Mr. Beecher advised young men to get in debt if they could to a small amount in the purchase of land, in the country districts. "If a young man," he says, "will only get in debt for some land and then get married, these two things will keep him straight, or nothing will".

This may be safe to a limited extent, but getting in debt for what you eat and drink and wear is to be avoided. Some families have a foolish habit of getting credit at "the stores," and thus frequently purchase many things which might have been dispensed with.

It is all very well to say; "I have got trusted for sixty days, and if I don't have the money the creditor will think nothing about it." There is no class of people in the world, who have such good memories as creditors. When the sixty days run out, you will have to pay.

If you do not pay, you will break your promise, and probably resort to a falsehood. You may make some excuse or get in debt elsewhere to pay it, but that only involves you the deeper.

A good-looking, lazy young fellow, was the apprentice boy, Horatio. His employer said, "Horatio, did you ever see a snail?" "I - think - I - have," he drawled out. "You must have met him then, for I am sure you never overtook one," said the "boss." Your creditor will meet you or overtake you and say, "Now, my young friend, you agreed to pay me; you have not done it, you must give me your note."

You give the note on interest and it commences working against you; "it is a dead horse." The creditor goes to bed at night and wakes up in the morning better off than when he retired to bed, because his interest has increased during the night, but you grow poorer while you are sleeping, for the interest is accumulating against you.

Money is in some respects like fire; it is a very excellent servant but a terrible master. When you have it mastering you; when interest is constantly piling up against you, it will keep you down in the worst kind of slavery.

But let money work for you, and you have the most devoted servant in the world. It is no "eye-servant."There is nothing animate or inanimate that will work so faithfully as money when placed at interest, well secured. It works night and day, and in wet or dry weather.

In the former "blue-law State of Connecticut", where the old Puritans had laws so rigid that it was said, "they fined a man for kissing his wife on Sunday". Yet these rich old Puritans would have thousands of dollars at interest, and on Saturday night would be worth a certain amount; on Sunday they would go to church and perform all the duties of a Christian.

On waking up on Monday morning, they would find themselves considerably richer than the Saturday night previous, simply because their money placed at interest had worked faithfully for them all day Sunday, according to law!

Do not let it work against you; if you do there is no chance for success in life so far as money is concerned.
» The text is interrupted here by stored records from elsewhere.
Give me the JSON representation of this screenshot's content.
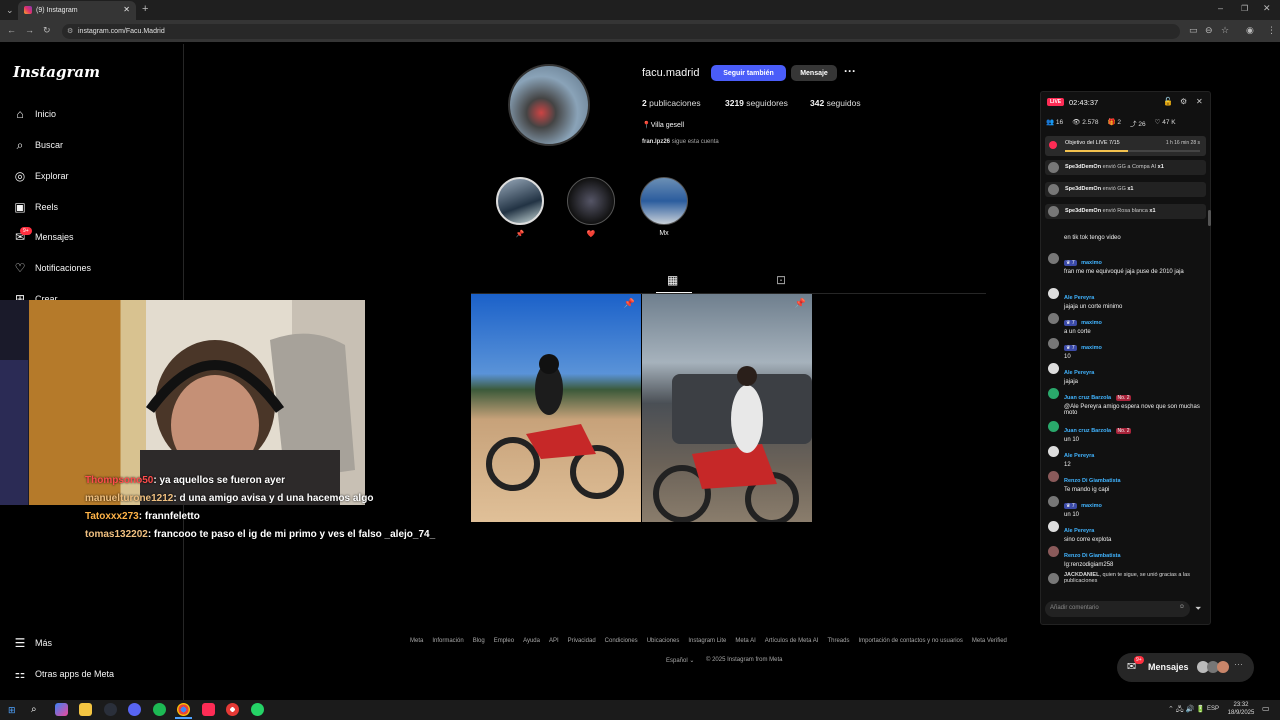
{
  "browser": {
    "tab_title": "(9) Instagram",
    "url": "instagram.com/Facu.Madrid"
  },
  "sidebar": {
    "logo": "Instagram",
    "items": [
      {
        "label": "Inicio"
      },
      {
        "label": "Buscar"
      },
      {
        "label": "Explorar"
      },
      {
        "label": "Reels"
      },
      {
        "label": "Mensajes",
        "badge": "9+"
      },
      {
        "label": "Notificaciones"
      },
      {
        "label": "Crear"
      }
    ],
    "more": "Más",
    "meta_apps": "Otras apps de Meta"
  },
  "profile": {
    "username": "facu.madrid",
    "follow_label": "Seguir también",
    "message_label": "Mensaje",
    "posts_count": "2",
    "posts_label": "publicaciones",
    "followers_count": "3219",
    "followers_label": "seguidores",
    "following_count": "342",
    "following_label": "seguidos",
    "location": "📍Villa gesell",
    "followed_by_user": "fran.lpz26",
    "followed_by_text": "sigue esta cuenta",
    "highlights": [
      {
        "label": "📌"
      },
      {
        "label": "❤️"
      },
      {
        "label": "Mx"
      }
    ]
  },
  "footer": {
    "links": [
      "Meta",
      "Información",
      "Blog",
      "Empleo",
      "Ayuda",
      "API",
      "Privacidad",
      "Condiciones",
      "Ubicaciones",
      "Instagram Lite",
      "Meta AI",
      "Artículos de Meta AI",
      "Threads",
      "Importación de contactos y no usuarios",
      "Meta Verified"
    ],
    "language": "Español",
    "copyright": "© 2025 Instagram from Meta"
  },
  "live": {
    "badge": "LIVE",
    "timer": "02:43:37",
    "stats": {
      "users": "16",
      "views": "2.578",
      "gifts": "2",
      "shares": "26",
      "likes": "47 K"
    },
    "goal_label": "Objetivo del LIVE",
    "goal_value": "7/15",
    "goal_time": "1 h 16 min 28 s",
    "gifts": [
      {
        "user": "Spe3dDemOn",
        "text": "envió GG a Compa AI",
        "count": "x1"
      },
      {
        "user": "Spe3dDemOn",
        "text": "envió GG",
        "count": "x1"
      },
      {
        "user": "Spe3dDemOn",
        "text": "envió Rosa blanca",
        "count": "x1"
      }
    ],
    "chat": [
      {
        "name": "",
        "msg": "en tik tok tengo video"
      },
      {
        "name": "maximo",
        "msg": "fran me me equivoqué jaja puse de 2010 jaja"
      },
      {
        "name": "Ale Pereyra",
        "msg": "jajaja un corte minimo"
      },
      {
        "name": "maximo",
        "msg": "a un corte"
      },
      {
        "name": "maximo",
        "msg": "10"
      },
      {
        "name": "Ale Pereyra",
        "msg": "jajaja"
      },
      {
        "name": "Juan cruz Barzola",
        "msg": "@Ale Pereyra amigo espera nove que son muchas moto"
      },
      {
        "name": "Juan cruz Barzola",
        "msg": "un 10"
      },
      {
        "name": "Ale Pereyra",
        "msg": "12"
      },
      {
        "name": "Renzo  Di Giambatista",
        "msg": "Te mando ig capi"
      },
      {
        "name": "maximo",
        "msg": "un 10"
      },
      {
        "name": "Ale Pereyra",
        "msg": "sino corre explota"
      },
      {
        "name": "Renzo  Di Giambatista",
        "msg": "Ig:renzodigiam258"
      }
    ],
    "join_user": "JACKDANIEL",
    "join_text": ", quien te sigue, se unió gracias a las publicaciones",
    "comment_placeholder": "Añadir comentario"
  },
  "stream_overlay": [
    {
      "user": "Thompsono50",
      "text": ": ya aquellos se fueron ayer",
      "color": "#ff4d4d"
    },
    {
      "user": "manuelturone1212",
      "text": ": d una amigo avisa y d una hacemos algo",
      "color": "#f0c080"
    },
    {
      "user": "Tatoxxx273",
      "text": ": frannfeletto",
      "color": "#ffb347"
    },
    {
      "user": "tomas132202",
      "text": ": francooo te paso el ig de mi primo y ves el falso _alejo_74_",
      "color": "#f0c080"
    }
  ],
  "messages_pill": {
    "label": "Mensajes",
    "badge": "9+"
  },
  "taskbar": {
    "lang": "ESP",
    "time": "23:32",
    "date": "18/9/2025"
  },
  "colors": {
    "accent": "#4a5df9",
    "live_red": "#fe2c55",
    "chat_blue": "#41b4ff"
  }
}
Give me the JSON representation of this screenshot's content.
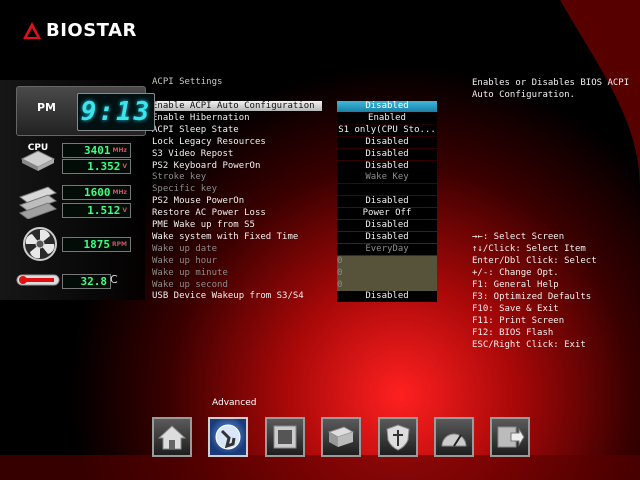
{
  "brand": {
    "name": "BIOSTAR",
    "accent": "#e0101a"
  },
  "monitor": {
    "ampm": "PM",
    "time": "9:13",
    "cpu_label": "CPU",
    "cpu_freq": "3401",
    "cpu_freq_unit": "MHz",
    "cpu_volt": "1.352",
    "cpu_volt_unit": "V",
    "mem_freq": "1600",
    "mem_freq_unit": "MHz",
    "mem_volt": "1.512",
    "mem_volt_unit": "V",
    "fan_rpm": "1875",
    "fan_unit": "RPM",
    "temp": "32.8",
    "temp_unit": "C"
  },
  "page": {
    "section_title": "ACPI Settings"
  },
  "settings": [
    {
      "label": "Enable ACPI Auto Configuration",
      "value": "Disabled",
      "state": "selected"
    },
    {
      "label": "Enable Hibernation",
      "value": "Enabled",
      "state": "normal"
    },
    {
      "label": "ACPI Sleep State",
      "value": "S1 only(CPU Sto...",
      "state": "normal"
    },
    {
      "label": "Lock Legacy Resources",
      "value": "Disabled",
      "state": "normal"
    },
    {
      "label": "S3 Video Repost",
      "value": "Disabled",
      "state": "normal"
    },
    {
      "label": "PS2 Keyboard PowerOn",
      "value": "Disabled",
      "state": "normal"
    },
    {
      "label": "Stroke key",
      "value": "Wake Key",
      "state": "dim"
    },
    {
      "label": "Specific key",
      "value": "",
      "state": "dim"
    },
    {
      "label": "PS2 Mouse PowerOn",
      "value": "Disabled",
      "state": "normal"
    },
    {
      "label": "Restore AC Power Loss",
      "value": "Power Off",
      "state": "normal"
    },
    {
      "label": "PME Wake up from S5",
      "value": "Disabled",
      "state": "normal"
    },
    {
      "label": "Wake system with Fixed Time",
      "value": "Disabled",
      "state": "normal"
    },
    {
      "label": "Wake up date",
      "value": "EveryDay",
      "state": "dim"
    },
    {
      "label": "Wake up hour",
      "value": "0",
      "state": "dim"
    },
    {
      "label": "Wake up minute",
      "value": "0",
      "state": "dim"
    },
    {
      "label": "Wake up second",
      "value": "0",
      "state": "dim"
    },
    {
      "label": "USB Device Wakeup from S3/S4",
      "value": "Disabled",
      "state": "normal"
    }
  ],
  "help_text": "Enables or Disables BIOS ACPI Auto Configuration.",
  "key_help": [
    "→←: Select Screen",
    "↑↓/Click: Select Item",
    "Enter/Dbl Click: Select",
    "+/-: Change Opt.",
    "F1: General Help",
    "F3: Optimized Defaults",
    "F10: Save & Exit",
    "F11: Print Screen",
    "F12: BIOS Flash",
    "ESC/Right Click: Exit"
  ],
  "nav": {
    "active_label": "Advanced",
    "items": [
      {
        "icon": "home-icon"
      },
      {
        "icon": "advanced-icon"
      },
      {
        "icon": "chipset-icon"
      },
      {
        "icon": "boot-icon"
      },
      {
        "icon": "security-icon"
      },
      {
        "icon": "o-n-e-icon"
      },
      {
        "icon": "save-exit-icon"
      }
    ]
  }
}
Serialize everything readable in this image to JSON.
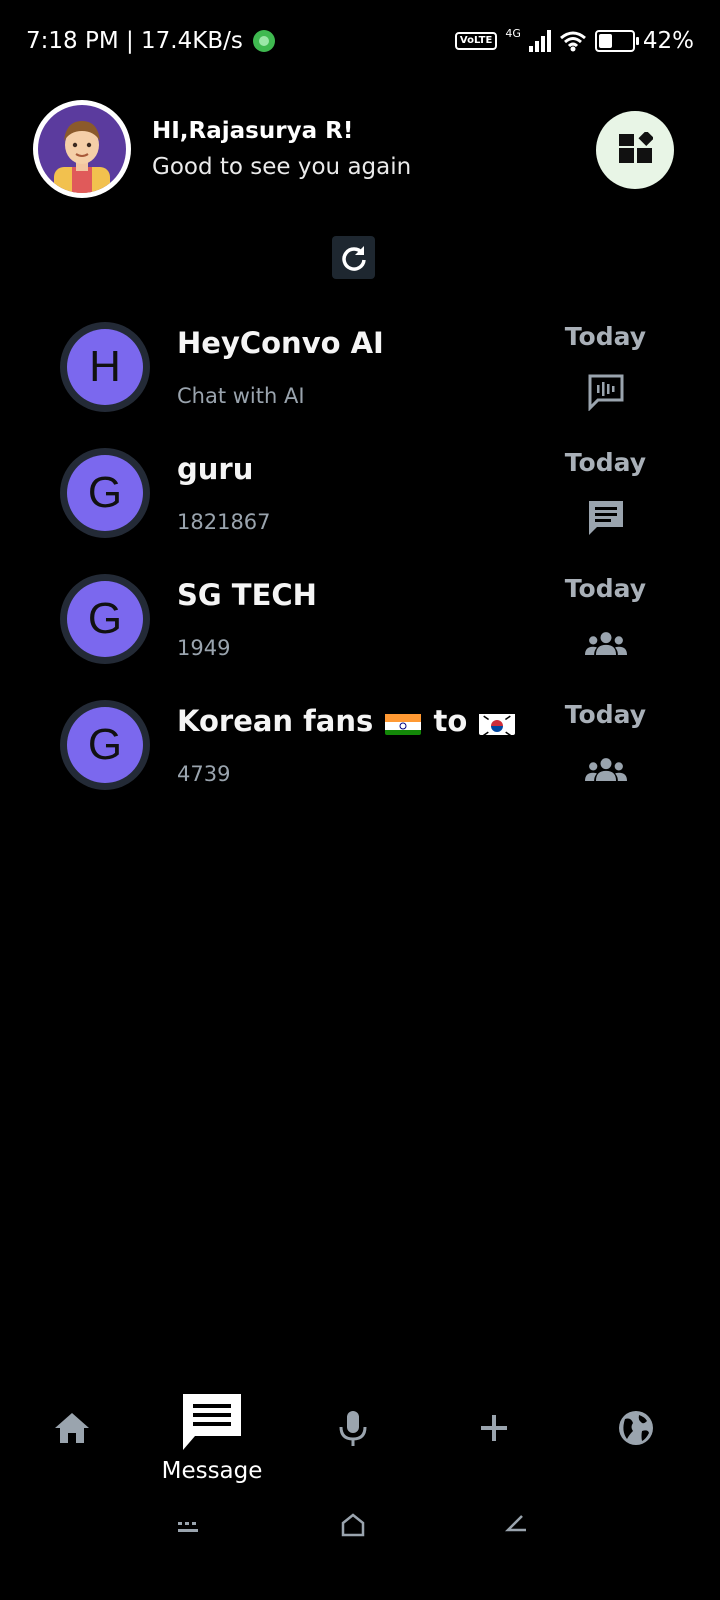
{
  "status": {
    "time_speed": "7:18 PM | 17.4KB/s",
    "network": "4G",
    "volte": "Vo LTE",
    "battery": "42%",
    "battery_level": 0.42
  },
  "header": {
    "greeting": "HI,Rajasurya R!",
    "subtitle": "Good to see you again"
  },
  "chats": [
    {
      "initial": "H",
      "name": "HeyConvo AI",
      "sub": "Chat with AI",
      "time": "Today",
      "type": "ai-voice-icon"
    },
    {
      "initial": "G",
      "name": "guru",
      "sub": "1821867",
      "time": "Today",
      "type": "message-icon"
    },
    {
      "initial": "G",
      "name": "SG TECH",
      "sub": "1949",
      "time": "Today",
      "type": "group-icon"
    },
    {
      "initial": "G",
      "name_prefix": "Korean fans",
      "name_mid": "to",
      "sub": "4739",
      "time": "Today",
      "type": "group-icon"
    }
  ],
  "bottom_nav": {
    "items": [
      "home-icon",
      "message-icon",
      "mic-icon",
      "add-icon",
      "globe-icon"
    ],
    "active_label": "Message"
  },
  "colors": {
    "accent_avatar": "#7b68ee",
    "menu_bg": "#e8f5e6",
    "muted": "#9aa4ae"
  }
}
John Randolph, the eccentric Virginian, once exclaimed in Congress, "Mr. Speaker, I have discovered the philosopher's stone: pay as you go."This is, indeed, nearer to the philosopher's stone than any alchemist has ever yet arrived.